What you are asked to do: Your task is to retype every entry exactly while omitting the pictures.

########

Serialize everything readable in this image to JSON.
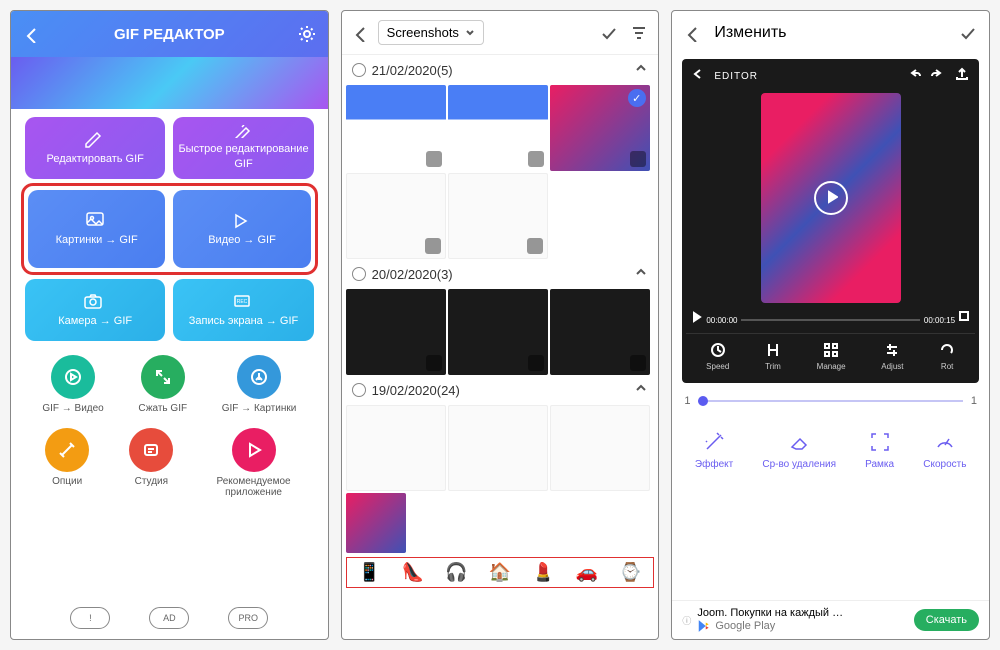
{
  "panel1": {
    "title": "GIF РЕДАКТОР",
    "tiles_top": [
      {
        "label": "Редактировать GIF",
        "icon": "edit"
      },
      {
        "label": "Быстрое редактирование GIF",
        "icon": "quick-edit"
      }
    ],
    "tiles_mid": [
      {
        "label": "Картинки → GIF",
        "icon": "image"
      },
      {
        "label": "Видео → GIF",
        "icon": "video"
      }
    ],
    "tiles_bot": [
      {
        "label": "Камера → GIF",
        "icon": "camera"
      },
      {
        "label": "Запись экрана → GIF",
        "icon": "rec"
      }
    ],
    "circles1": [
      {
        "label": "GIF → Видео",
        "color": "c-teal"
      },
      {
        "label": "Сжать GIF",
        "color": "c-green"
      },
      {
        "label": "GIF → Картинки",
        "color": "c-blue"
      }
    ],
    "circles2": [
      {
        "label": "Опции",
        "color": "c-orange"
      },
      {
        "label": "Студия",
        "color": "c-red"
      },
      {
        "label": "Рекомендуемое приложение",
        "color": "c-pink"
      }
    ],
    "footer": {
      "info": "!",
      "ad": "AD",
      "pro": "PRO"
    }
  },
  "panel2": {
    "folder": "Screenshots",
    "groups": [
      {
        "date": "21/02/2020",
        "count": "(5)"
      },
      {
        "date": "20/02/2020",
        "count": "(3)"
      },
      {
        "date": "19/02/2020",
        "count": "(24)"
      }
    ],
    "emojis": [
      "📱",
      "👠",
      "🎧",
      "🏠",
      "💄",
      "🚗",
      "⌚"
    ]
  },
  "panel3": {
    "title": "Изменить",
    "editor_label": "EDITOR",
    "time_start": "00:00:00",
    "time_end": "00:00:15",
    "ed_tools": [
      {
        "label": "Speed"
      },
      {
        "label": "Trim"
      },
      {
        "label": "Manage"
      },
      {
        "label": "Adjust"
      },
      {
        "label": "Rot"
      }
    ],
    "slider": {
      "min": "1",
      "max": "1"
    },
    "bottom_tools": [
      {
        "label": "Эффект"
      },
      {
        "label": "Ср-во удаления"
      },
      {
        "label": "Рамка"
      },
      {
        "label": "Скорость"
      }
    ],
    "ad": {
      "line1": "Joom. Покупки на каждый …",
      "store": "Google Play",
      "button": "Скачать"
    }
  }
}
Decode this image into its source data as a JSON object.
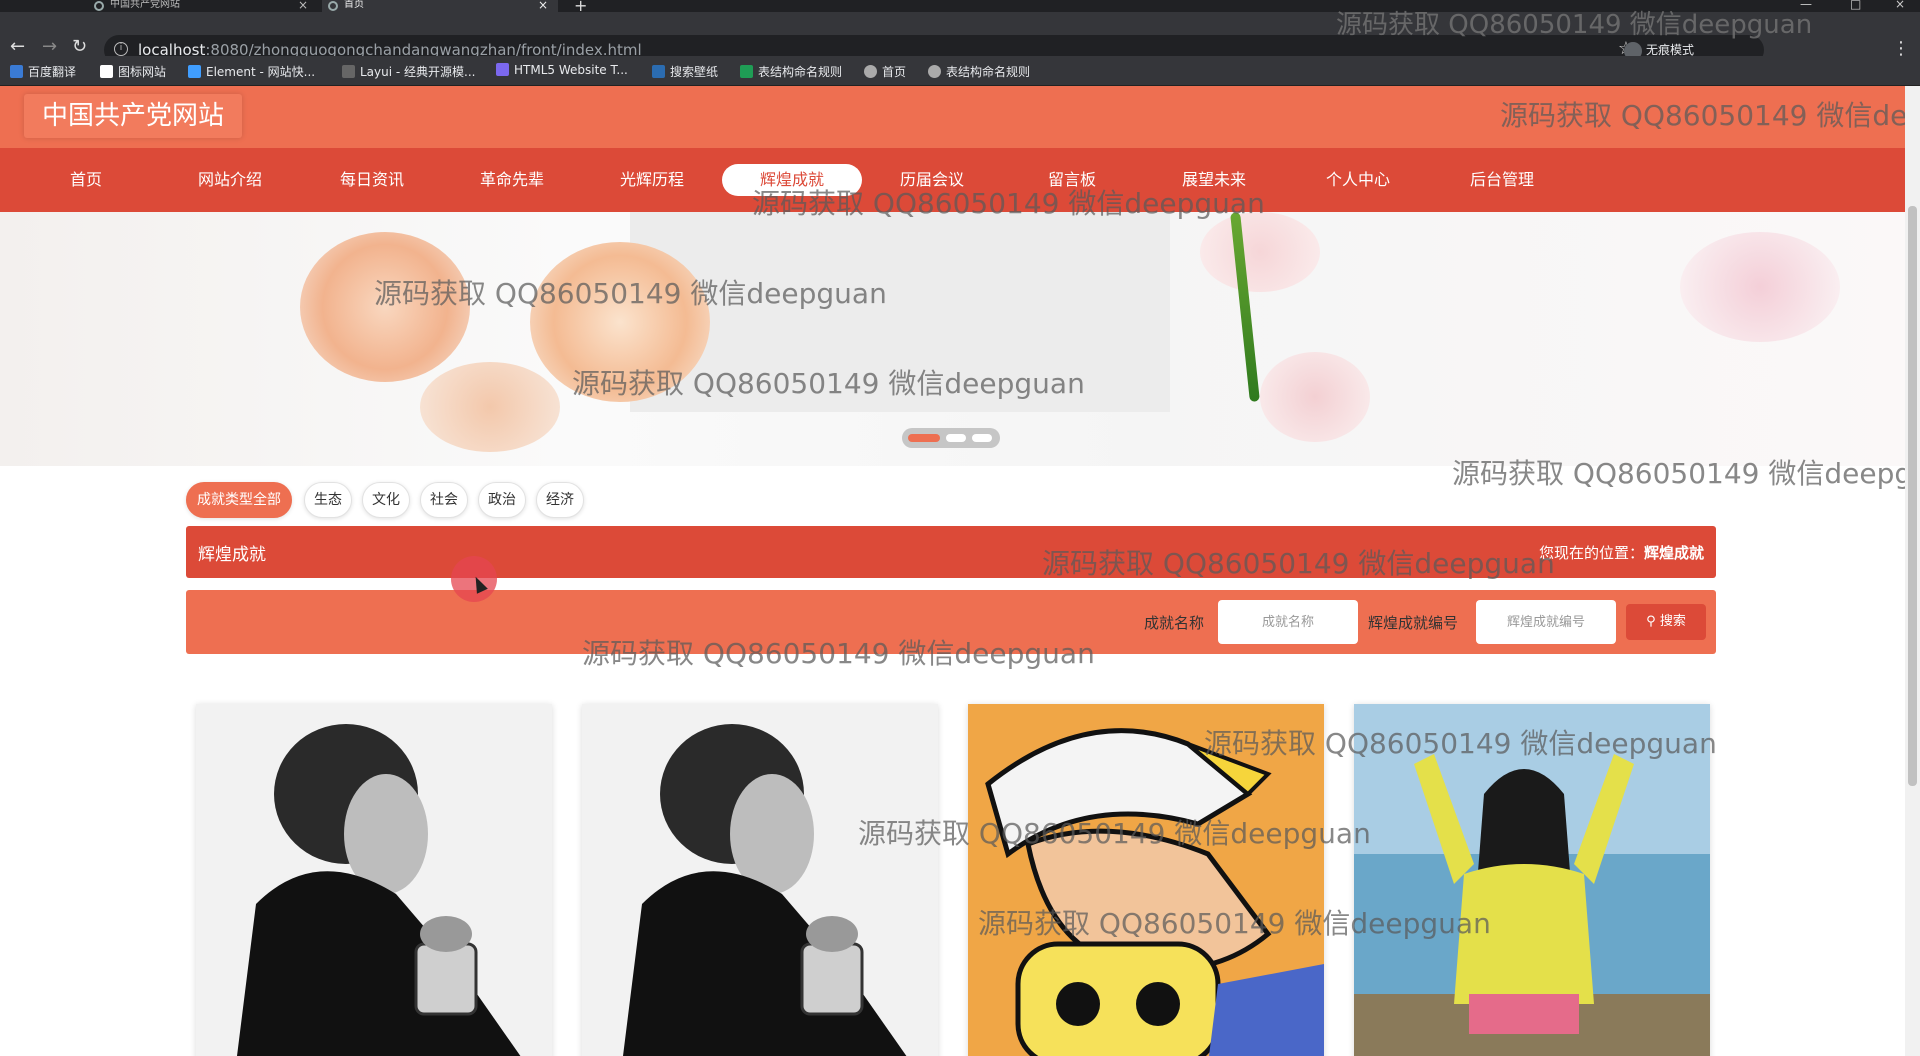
{
  "browser": {
    "tabs": [
      {
        "label": "中国共产党网站",
        "active": false
      },
      {
        "label": "首页",
        "active": true
      }
    ],
    "url_host": "localhost",
    "url_rest": ":8080/zhongguogongchandangwangzhan/front/index.html",
    "profile_label": "无痕模式",
    "bookmarks": [
      "百度翻译",
      "图标网站",
      "Element - 网站快...",
      "Layui - 经典开源模...",
      "HTML5 Website T...",
      "搜索壁纸",
      "表结构命名规则",
      "首页",
      "表结构命名规则"
    ]
  },
  "site": {
    "title": "中国共产党网站",
    "accent": "#ee6f51",
    "nav_color": "#dc4a38"
  },
  "nav": {
    "items": [
      "首页",
      "网站介绍",
      "每日资讯",
      "革命先辈",
      "光辉历程",
      "辉煌成就",
      "历届会议",
      "留言板",
      "展望未来",
      "个人中心",
      "后台管理"
    ],
    "active": "辉煌成就"
  },
  "filters": {
    "items": [
      "成就类型全部",
      "生态",
      "文化",
      "社会",
      "政治",
      "经济"
    ],
    "active": "成就类型全部"
  },
  "breadcrumb": {
    "title": "辉煌成就",
    "position_prefix": "您现在的位置：",
    "position_value": "辉煌成就"
  },
  "search": {
    "name_label": "成就名称",
    "name_placeholder": "成就名称",
    "code_label": "辉煌成就编号",
    "code_placeholder": "辉煌成就编号",
    "button_label": "搜索"
  },
  "watermark": "源码获取 QQ86050149 微信deepguan"
}
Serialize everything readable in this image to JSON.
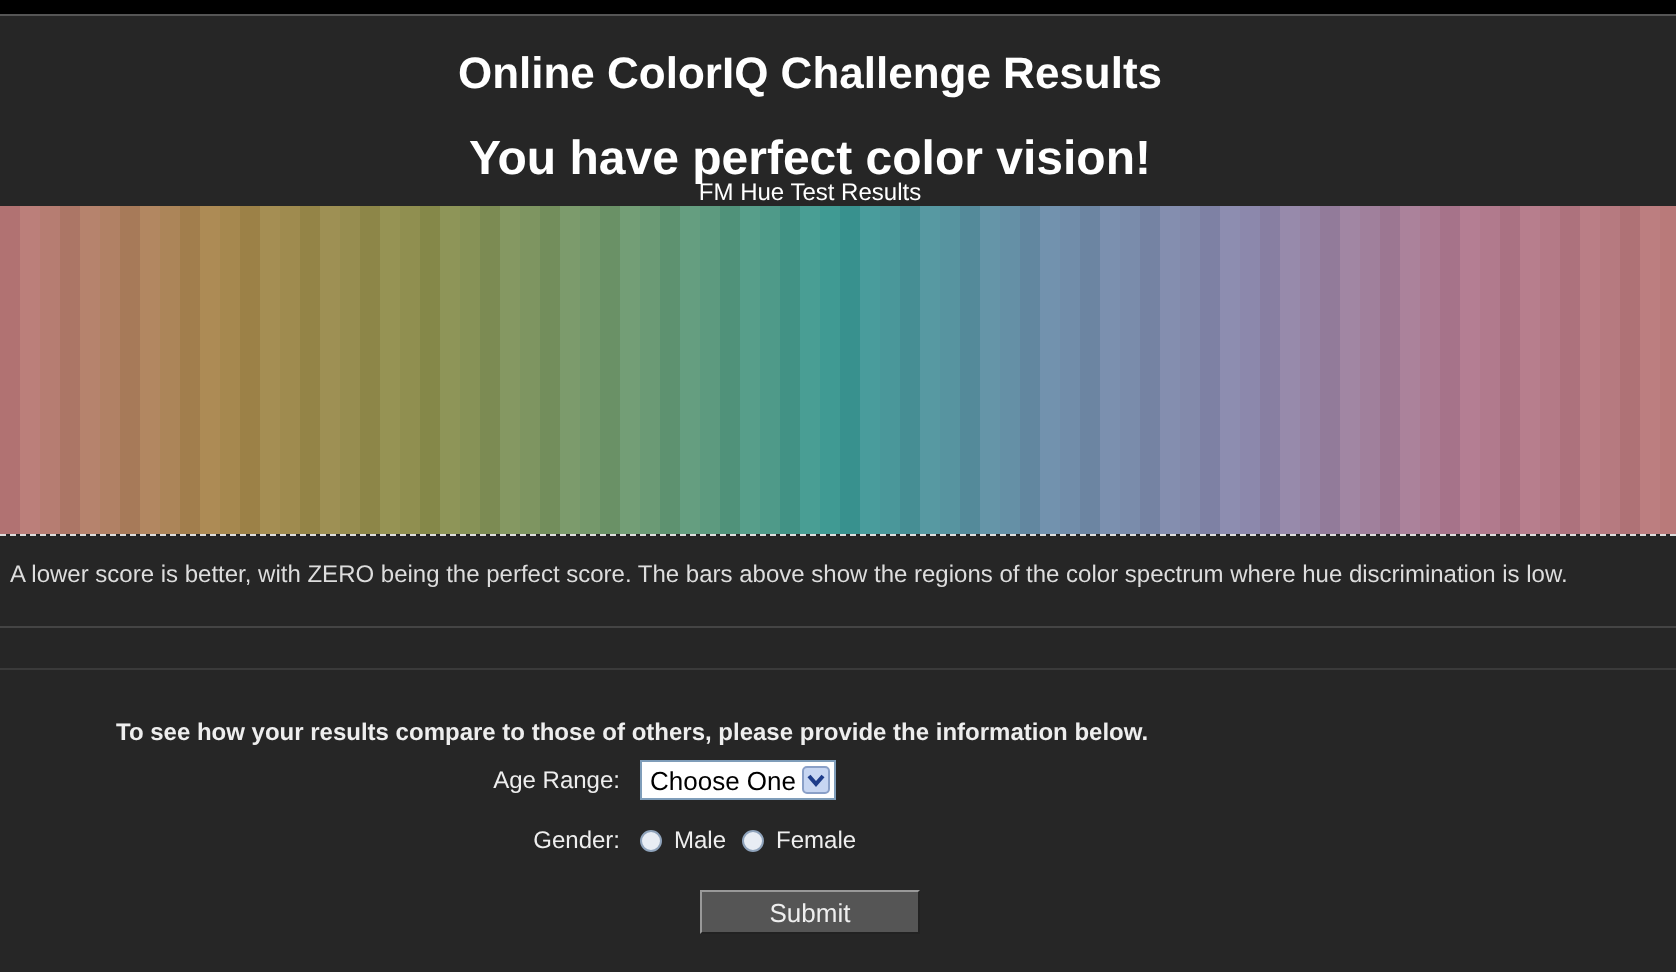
{
  "title": "Online ColorIQ Challenge Results",
  "subtitle": "You have perfect color vision!",
  "chart_caption": "FM Hue Test Results",
  "note": "A lower score is better, with ZERO being the perfect score. The bars above show the regions of the color spectrum where hue discrimination is low.",
  "form": {
    "intro": "To see how your results compare to those of others, please provide the information below.",
    "age_range": {
      "label": "Age Range:",
      "value": "Choose One"
    },
    "gender": {
      "label": "Gender:",
      "options": [
        {
          "label": "Male",
          "selected": false
        },
        {
          "label": "Female",
          "selected": false
        }
      ]
    },
    "submit": "Submit"
  }
}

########

Output below:
Serialize everything readable in this image to JSON.
{
  "panel1": {
    "title": "GIF РЕДАКТОР",
    "tiles_top": [
      {
        "label": "Редактировать GIF",
        "icon": "edit"
      },
      {
        "label": "Быстрое редактирование GIF",
        "icon": "quick-edit"
      }
    ],
    "tiles_mid": [
      {
        "label": "Картинки → GIF",
        "icon": "image"
      },
      {
        "label": "Видео → GIF",
        "icon": "video"
      }
    ],
    "tiles_bot": [
      {
        "label": "Камера → GIF",
        "icon": "camera"
      },
      {
        "label": "Запись экрана → GIF",
        "icon": "rec"
      }
    ],
    "circles1": [
      {
        "label": "GIF → Видео",
        "color": "c-teal"
      },
      {
        "label": "Сжать GIF",
        "color": "c-green"
      },
      {
        "label": "GIF → Картинки",
        "color": "c-blue"
      }
    ],
    "circles2": [
      {
        "label": "Опции",
        "color": "c-orange"
      },
      {
        "label": "Студия",
        "color": "c-red"
      },
      {
        "label": "Рекомендуемое приложение",
        "color": "c-pink"
      }
    ],
    "footer": {
      "info": "!",
      "ad": "AD",
      "pro": "PRO"
    }
  },
  "panel2": {
    "folder": "Screenshots",
    "groups": [
      {
        "date": "21/02/2020",
        "count": "(5)"
      },
      {
        "date": "20/02/2020",
        "count": "(3)"
      },
      {
        "date": "19/02/2020",
        "count": "(24)"
      }
    ],
    "emojis": [
      "📱",
      "👠",
      "🎧",
      "🏠",
      "💄",
      "🚗",
      "⌚"
    ]
  },
  "panel3": {
    "title": "Изменить",
    "editor_label": "EDITOR",
    "time_start": "00:00:00",
    "time_end": "00:00:15",
    "ed_tools": [
      {
        "label": "Speed"
      },
      {
        "label": "Trim"
      },
      {
        "label": "Manage"
      },
      {
        "label": "Adjust"
      },
      {
        "label": "Rot"
      }
    ],
    "slider": {
      "min": "1",
      "max": "1"
    },
    "bottom_tools": [
      {
        "label": "Эффект"
      },
      {
        "label": "Ср-во удаления"
      },
      {
        "label": "Рамка"
      },
      {
        "label": "Скорость"
      }
    ],
    "ad": {
      "line1": "Joom. Покупки на каждый …",
      "store": "Google Play",
      "button": "Скачать"
    }
  }
}
Decode this image into its source data as a JSON object.
{
  "browser": {
    "tabs": [
      {
        "label": "中国共产党网站",
        "active": false
      },
      {
        "label": "首页",
        "active": true
      }
    ],
    "url_host": "localhost",
    "url_rest": ":8080/zhongguogongchandangwangzhan/front/index.html",
    "profile_label": "无痕模式",
    "bookmarks": [
      "百度翻译",
      "图标网站",
      "Element - 网站快...",
      "Layui - 经典开源模...",
      "HTML5 Website T...",
      "搜索壁纸",
      "表结构命名规则",
      "首页",
      "表结构命名规则"
    ]
  },
  "site": {
    "title": "中国共产党网站",
    "accent": "#ee6f51",
    "nav_color": "#dc4a38"
  },
  "nav": {
    "items": [
      "首页",
      "网站介绍",
      "每日资讯",
      "革命先辈",
      "光辉历程",
      "辉煌成就",
      "历届会议",
      "留言板",
      "展望未来",
      "个人中心",
      "后台管理"
    ],
    "active": "辉煌成就"
  },
  "filters": {
    "items": [
      "成就类型全部",
      "生态",
      "文化",
      "社会",
      "政治",
      "经济"
    ],
    "active": "成就类型全部"
  },
  "breadcrumb": {
    "title": "辉煌成就",
    "position_prefix": "您现在的位置：",
    "position_value": "辉煌成就"
  },
  "search": {
    "name_label": "成就名称",
    "name_placeholder": "成就名称",
    "code_label": "辉煌成就编号",
    "code_placeholder": "辉煌成就编号",
    "button_label": "搜索"
  },
  "watermark": "源码获取 QQ86050149 微信deepguan"
}
Serialize everything readable in this image to JSON.
{
  "title": "Online ColorIQ Challenge Results",
  "subtitle": "You have perfect color vision!",
  "chart_caption": "FM Hue Test Results",
  "note": "A lower score is better, with ZERO being the perfect score. The bars above show the regions of the color spectrum where hue discrimination is low.",
  "form": {
    "intro": "To see how your results compare to those of others, please provide the information below.",
    "age_range": {
      "label": "Age Range:",
      "value": "Choose One"
    },
    "gender": {
      "label": "Gender:",
      "options": [
        {
          "label": "Male",
          "selected": false
        },
        {
          "label": "Female",
          "selected": false
        }
      ]
    },
    "submit": "Submit"
  }
}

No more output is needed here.